The European elm flea weevil (Orchestes alni) has been a pest on elms in the upper Midwest only since 2003, though it was first discovered in the U.S. in 1982. It is especially common on Siberian elms. The insects are tiny weevils about 1/16th of an inch long with long snouts. They are reddish brown with black heads and have black spots on their wing covers. Their hind legs are thickened and useful for jumping. They fly when disturbed.
Adults begin chewing small holes in young leaves in May and early June, usually from the underside of the leaf. Heavy feeding may cause young leaves to turn brown and fall off. The females lay eggs in the mid-vein of the leaf. The larvae hatch soon after and begin to mine the leaf-tip. Eventually the mine enlarges to become a blotch. The larvae pupate within the leaf, emerging as adults in late July or early August. The adults overwinter under loose bark and in leaf litter under infested trees.
The adults eat small pin-head sized holes in leaves, while the larval stage cause blotch-type mines at leaf tips. The damage from European elm flea weevil is considered more an aesthetic problem and will not kill the tree. However, extensive feeding can cause severe defoliation which can weaken the tree, making it more vulnerable to other insect or disease problems.
The weevil feeds on elms especially Siberian elms (Ulmus pumila) and elm hybrids with Asian parentage.
Keep trees healthy by mulching them properly and watering them during dry periods.
Pesticides are difficult to apply on a large tree, but when practical, control the flea weevil adults in early May and late June with a spray of acephate, imidacloprid, or carbaryl. The acephate or imidacloprid will also prevent the larval mines from appearing later.

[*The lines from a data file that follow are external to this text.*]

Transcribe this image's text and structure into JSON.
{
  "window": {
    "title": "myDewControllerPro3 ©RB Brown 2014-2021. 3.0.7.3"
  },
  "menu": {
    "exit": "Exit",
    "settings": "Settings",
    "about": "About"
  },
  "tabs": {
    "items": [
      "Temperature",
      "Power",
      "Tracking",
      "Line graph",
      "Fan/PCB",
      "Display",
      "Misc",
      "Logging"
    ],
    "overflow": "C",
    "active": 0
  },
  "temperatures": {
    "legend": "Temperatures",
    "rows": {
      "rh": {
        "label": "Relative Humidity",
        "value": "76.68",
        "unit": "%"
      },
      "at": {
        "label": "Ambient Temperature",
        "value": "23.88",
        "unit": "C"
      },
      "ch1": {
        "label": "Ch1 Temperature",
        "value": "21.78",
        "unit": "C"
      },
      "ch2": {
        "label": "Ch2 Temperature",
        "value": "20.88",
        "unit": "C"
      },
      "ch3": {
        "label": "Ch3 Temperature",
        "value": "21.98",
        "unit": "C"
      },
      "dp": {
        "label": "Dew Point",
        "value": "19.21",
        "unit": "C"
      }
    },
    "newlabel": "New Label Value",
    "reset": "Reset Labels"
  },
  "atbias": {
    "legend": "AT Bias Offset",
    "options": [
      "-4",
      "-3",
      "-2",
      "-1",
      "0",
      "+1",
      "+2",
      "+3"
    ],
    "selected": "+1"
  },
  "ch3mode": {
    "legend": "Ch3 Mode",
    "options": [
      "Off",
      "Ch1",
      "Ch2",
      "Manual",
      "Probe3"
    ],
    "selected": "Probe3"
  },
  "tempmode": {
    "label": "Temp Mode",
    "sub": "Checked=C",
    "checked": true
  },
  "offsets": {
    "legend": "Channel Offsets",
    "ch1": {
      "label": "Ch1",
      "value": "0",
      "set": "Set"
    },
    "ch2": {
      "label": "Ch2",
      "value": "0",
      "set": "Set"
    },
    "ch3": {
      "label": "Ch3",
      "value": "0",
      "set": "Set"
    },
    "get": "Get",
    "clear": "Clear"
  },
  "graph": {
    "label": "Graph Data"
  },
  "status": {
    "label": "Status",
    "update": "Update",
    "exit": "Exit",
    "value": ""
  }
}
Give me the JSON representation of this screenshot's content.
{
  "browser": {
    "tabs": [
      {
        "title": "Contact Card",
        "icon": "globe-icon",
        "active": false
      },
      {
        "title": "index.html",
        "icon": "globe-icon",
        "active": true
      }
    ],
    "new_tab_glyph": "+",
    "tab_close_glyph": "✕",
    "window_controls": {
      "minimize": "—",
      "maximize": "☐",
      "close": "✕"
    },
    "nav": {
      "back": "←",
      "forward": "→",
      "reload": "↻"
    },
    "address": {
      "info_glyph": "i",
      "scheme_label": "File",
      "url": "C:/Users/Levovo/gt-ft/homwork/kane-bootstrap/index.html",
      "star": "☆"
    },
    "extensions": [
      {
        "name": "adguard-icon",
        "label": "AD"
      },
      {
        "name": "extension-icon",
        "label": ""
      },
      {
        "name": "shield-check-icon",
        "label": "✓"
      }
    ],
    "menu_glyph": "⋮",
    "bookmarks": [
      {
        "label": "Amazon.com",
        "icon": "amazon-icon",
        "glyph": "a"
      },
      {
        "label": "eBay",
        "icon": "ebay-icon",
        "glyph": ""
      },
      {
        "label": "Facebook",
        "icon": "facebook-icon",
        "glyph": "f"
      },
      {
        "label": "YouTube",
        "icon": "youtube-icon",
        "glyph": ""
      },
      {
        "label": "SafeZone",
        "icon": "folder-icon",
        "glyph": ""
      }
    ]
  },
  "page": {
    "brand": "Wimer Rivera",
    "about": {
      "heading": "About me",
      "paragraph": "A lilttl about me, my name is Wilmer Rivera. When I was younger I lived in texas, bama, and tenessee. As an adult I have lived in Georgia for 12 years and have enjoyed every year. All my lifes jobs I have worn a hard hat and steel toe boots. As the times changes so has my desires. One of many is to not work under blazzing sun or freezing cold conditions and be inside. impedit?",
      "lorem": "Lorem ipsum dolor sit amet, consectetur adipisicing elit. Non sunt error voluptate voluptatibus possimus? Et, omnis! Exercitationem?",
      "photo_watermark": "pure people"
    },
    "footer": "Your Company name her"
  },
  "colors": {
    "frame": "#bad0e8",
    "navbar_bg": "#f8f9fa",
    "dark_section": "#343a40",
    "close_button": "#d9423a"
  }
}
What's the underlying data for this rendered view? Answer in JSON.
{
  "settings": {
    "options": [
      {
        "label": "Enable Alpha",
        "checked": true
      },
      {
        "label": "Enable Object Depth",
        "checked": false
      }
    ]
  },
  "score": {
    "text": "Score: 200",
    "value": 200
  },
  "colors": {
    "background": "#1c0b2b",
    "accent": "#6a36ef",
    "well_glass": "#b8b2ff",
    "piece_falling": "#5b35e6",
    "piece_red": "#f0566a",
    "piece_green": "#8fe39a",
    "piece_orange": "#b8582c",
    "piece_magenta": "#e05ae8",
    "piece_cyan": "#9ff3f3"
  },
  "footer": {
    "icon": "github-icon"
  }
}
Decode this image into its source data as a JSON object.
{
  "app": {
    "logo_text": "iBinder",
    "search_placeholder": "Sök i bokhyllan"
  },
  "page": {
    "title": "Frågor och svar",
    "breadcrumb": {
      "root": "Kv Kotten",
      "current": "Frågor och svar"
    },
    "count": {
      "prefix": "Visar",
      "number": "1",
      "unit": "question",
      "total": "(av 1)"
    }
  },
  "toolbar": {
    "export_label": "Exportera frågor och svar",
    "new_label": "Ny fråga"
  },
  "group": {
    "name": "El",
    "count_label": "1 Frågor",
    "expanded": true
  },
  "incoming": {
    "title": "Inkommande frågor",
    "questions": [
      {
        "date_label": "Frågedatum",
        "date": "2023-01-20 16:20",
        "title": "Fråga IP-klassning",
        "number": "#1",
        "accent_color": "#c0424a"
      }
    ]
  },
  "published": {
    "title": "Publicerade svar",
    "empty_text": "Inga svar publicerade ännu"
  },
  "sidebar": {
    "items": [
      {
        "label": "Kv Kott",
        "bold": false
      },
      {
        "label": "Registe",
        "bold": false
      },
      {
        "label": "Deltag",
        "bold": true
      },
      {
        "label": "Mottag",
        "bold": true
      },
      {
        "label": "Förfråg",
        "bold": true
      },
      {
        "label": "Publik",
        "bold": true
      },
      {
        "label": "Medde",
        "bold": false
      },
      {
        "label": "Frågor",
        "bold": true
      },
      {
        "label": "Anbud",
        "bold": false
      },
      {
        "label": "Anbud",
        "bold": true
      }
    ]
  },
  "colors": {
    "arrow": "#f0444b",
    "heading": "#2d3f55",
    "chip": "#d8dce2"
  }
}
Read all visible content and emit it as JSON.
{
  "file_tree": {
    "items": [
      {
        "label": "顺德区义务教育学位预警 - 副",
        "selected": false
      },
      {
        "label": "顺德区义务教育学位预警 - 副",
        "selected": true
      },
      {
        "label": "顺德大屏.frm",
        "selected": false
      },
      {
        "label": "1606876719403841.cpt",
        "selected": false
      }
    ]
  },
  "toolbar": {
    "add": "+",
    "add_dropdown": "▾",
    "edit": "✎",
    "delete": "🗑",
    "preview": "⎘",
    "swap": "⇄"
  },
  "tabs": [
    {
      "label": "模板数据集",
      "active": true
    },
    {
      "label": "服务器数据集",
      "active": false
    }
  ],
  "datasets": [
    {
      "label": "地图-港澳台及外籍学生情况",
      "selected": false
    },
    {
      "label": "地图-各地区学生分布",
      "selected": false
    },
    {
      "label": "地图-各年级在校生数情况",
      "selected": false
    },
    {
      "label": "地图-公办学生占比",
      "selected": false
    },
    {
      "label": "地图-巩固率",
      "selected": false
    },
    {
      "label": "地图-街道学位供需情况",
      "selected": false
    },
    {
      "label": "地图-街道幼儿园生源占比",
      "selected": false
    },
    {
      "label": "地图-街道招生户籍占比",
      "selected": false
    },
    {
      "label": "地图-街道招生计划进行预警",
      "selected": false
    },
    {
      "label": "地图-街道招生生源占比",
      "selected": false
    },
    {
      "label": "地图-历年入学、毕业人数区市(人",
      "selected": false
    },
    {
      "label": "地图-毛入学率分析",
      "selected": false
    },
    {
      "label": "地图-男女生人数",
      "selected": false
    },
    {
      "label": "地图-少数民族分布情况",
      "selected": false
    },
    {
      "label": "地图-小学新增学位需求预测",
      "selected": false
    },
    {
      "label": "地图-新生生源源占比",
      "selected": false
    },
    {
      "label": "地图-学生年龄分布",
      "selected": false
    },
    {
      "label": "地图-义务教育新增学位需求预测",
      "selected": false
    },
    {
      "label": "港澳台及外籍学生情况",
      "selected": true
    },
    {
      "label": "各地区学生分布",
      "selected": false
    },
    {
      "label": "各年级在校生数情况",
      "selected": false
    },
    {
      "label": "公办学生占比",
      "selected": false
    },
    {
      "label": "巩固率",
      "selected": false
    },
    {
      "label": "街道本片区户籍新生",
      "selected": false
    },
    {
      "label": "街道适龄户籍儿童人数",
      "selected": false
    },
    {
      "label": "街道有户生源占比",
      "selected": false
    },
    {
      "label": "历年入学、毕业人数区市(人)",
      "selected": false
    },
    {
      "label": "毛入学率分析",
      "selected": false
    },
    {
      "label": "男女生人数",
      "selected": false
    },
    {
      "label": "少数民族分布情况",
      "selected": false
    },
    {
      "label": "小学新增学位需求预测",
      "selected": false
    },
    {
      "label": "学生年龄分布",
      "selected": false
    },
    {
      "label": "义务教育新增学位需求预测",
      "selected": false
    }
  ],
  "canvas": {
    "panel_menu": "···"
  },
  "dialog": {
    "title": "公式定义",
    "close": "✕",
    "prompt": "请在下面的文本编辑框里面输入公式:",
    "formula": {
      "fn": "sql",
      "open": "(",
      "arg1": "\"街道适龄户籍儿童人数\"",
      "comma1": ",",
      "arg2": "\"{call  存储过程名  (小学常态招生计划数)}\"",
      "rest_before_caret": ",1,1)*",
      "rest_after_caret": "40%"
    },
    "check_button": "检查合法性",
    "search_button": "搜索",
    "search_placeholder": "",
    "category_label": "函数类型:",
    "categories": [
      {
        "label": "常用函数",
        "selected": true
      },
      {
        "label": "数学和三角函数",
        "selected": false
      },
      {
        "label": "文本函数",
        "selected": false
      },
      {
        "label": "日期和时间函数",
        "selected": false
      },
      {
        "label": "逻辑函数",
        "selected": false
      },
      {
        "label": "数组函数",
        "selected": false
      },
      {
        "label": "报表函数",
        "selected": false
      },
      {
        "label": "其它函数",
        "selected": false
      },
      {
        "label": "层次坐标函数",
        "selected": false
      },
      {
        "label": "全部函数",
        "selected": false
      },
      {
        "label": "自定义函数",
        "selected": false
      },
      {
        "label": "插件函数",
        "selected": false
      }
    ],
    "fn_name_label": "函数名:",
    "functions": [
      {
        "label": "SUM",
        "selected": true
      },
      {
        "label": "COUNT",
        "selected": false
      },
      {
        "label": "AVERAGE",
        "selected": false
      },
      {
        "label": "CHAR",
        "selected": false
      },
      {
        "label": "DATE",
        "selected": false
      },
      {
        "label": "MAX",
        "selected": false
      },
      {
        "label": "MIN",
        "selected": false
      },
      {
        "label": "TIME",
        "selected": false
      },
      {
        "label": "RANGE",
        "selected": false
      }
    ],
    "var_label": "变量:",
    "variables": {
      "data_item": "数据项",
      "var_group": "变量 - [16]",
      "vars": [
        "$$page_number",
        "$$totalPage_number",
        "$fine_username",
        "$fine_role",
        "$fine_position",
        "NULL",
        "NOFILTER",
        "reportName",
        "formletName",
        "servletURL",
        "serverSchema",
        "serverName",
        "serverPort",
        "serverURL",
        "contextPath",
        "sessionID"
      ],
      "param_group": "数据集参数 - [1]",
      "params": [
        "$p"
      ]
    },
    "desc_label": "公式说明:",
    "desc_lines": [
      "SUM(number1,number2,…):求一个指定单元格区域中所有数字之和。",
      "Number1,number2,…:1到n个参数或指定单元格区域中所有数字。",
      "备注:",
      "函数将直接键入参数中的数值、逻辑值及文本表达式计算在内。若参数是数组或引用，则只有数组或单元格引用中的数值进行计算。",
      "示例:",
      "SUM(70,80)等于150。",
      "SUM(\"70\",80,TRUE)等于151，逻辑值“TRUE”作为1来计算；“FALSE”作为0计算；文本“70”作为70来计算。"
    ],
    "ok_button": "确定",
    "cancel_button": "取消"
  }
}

Refer to University of Illinois Extension publication "Pest Management for the Home Landscape" for a complete listing of chemical recommendations. Use pesticides safely and wisely; read and follow label directions. The pesticide information presented in this publication is current with federal and state regulations. The user is responsible for determining that the intended use is consistent with the label of the product being used. The information given here is for educational purposes only. Reference to commercial products or trade names is made with the understanding that no discrimination is intended and no endorsement made by The Morton Arboretum.
From Morton Arboretum Website: